=== Section Start ===
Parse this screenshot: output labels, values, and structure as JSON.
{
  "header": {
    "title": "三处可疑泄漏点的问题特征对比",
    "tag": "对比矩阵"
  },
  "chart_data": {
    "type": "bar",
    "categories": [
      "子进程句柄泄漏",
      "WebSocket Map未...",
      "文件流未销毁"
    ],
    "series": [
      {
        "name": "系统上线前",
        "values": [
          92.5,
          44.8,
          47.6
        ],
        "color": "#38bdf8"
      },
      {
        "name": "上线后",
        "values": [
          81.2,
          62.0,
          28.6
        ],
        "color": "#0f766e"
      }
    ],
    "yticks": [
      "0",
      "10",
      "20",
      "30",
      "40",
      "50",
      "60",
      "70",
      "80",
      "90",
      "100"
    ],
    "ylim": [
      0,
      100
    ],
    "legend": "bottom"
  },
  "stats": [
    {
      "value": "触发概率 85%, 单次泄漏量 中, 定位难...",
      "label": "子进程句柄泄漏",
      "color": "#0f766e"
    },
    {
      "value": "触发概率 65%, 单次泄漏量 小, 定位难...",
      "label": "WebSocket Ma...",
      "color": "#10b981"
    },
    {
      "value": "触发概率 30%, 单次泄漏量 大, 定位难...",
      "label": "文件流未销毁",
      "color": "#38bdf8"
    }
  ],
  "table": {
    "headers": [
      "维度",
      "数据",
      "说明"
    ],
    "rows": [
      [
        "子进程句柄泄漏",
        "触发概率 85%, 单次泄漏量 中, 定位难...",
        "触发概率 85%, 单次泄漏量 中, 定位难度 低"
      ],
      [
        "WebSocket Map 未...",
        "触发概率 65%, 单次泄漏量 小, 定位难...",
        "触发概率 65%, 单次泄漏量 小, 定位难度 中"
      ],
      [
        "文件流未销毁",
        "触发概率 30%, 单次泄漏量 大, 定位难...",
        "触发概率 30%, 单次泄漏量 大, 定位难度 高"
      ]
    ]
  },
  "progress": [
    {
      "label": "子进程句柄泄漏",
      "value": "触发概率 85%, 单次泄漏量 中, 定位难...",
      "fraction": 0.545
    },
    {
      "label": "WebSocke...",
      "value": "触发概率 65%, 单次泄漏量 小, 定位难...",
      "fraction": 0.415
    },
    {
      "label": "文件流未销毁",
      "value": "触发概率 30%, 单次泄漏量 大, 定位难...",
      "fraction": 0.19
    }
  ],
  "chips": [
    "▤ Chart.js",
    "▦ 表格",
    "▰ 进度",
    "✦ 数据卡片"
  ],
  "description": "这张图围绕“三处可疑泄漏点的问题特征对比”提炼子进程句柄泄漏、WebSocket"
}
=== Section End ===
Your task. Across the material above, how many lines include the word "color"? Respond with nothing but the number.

Expected answer. 5